TASK DESCRIPTION:
How many lines in the records below include "title"? Answer with the number only.

GIVEN DATA: Begin

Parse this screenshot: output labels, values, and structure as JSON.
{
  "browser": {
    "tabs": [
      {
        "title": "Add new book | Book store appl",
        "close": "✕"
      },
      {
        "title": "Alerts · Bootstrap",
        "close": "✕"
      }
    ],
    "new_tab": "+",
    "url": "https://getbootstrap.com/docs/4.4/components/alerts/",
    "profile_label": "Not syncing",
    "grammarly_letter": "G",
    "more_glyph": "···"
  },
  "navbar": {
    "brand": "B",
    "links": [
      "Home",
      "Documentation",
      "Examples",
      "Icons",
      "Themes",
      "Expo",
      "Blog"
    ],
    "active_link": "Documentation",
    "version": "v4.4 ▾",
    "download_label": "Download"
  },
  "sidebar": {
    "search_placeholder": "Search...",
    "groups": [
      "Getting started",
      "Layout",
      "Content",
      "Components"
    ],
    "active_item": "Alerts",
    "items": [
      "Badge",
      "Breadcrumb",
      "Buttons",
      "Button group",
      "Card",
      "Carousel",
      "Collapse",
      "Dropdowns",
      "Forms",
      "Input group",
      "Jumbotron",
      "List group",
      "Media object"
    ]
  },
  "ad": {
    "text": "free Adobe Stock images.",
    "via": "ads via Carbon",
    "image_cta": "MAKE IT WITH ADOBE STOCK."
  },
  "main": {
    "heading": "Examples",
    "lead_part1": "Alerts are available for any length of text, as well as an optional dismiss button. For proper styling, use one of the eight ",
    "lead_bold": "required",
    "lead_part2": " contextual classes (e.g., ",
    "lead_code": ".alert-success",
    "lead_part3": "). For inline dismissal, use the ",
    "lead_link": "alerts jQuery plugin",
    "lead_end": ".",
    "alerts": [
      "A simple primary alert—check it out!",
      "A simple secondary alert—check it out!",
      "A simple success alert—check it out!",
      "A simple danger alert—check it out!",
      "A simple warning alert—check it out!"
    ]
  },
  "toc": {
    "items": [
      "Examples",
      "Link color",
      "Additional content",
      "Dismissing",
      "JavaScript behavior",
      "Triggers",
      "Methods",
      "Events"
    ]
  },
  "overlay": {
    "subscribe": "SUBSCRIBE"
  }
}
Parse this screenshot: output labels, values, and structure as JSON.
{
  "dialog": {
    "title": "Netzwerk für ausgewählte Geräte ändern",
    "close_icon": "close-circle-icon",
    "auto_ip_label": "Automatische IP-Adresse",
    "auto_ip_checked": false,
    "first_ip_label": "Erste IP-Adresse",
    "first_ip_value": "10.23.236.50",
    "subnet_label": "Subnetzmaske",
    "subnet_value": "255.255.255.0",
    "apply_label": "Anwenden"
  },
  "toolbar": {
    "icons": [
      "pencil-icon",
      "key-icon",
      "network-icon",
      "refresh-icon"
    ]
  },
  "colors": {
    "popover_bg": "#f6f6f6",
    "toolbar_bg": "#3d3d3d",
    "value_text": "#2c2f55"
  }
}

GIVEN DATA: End

RESPONSE FOR THIS EXERCISE:
3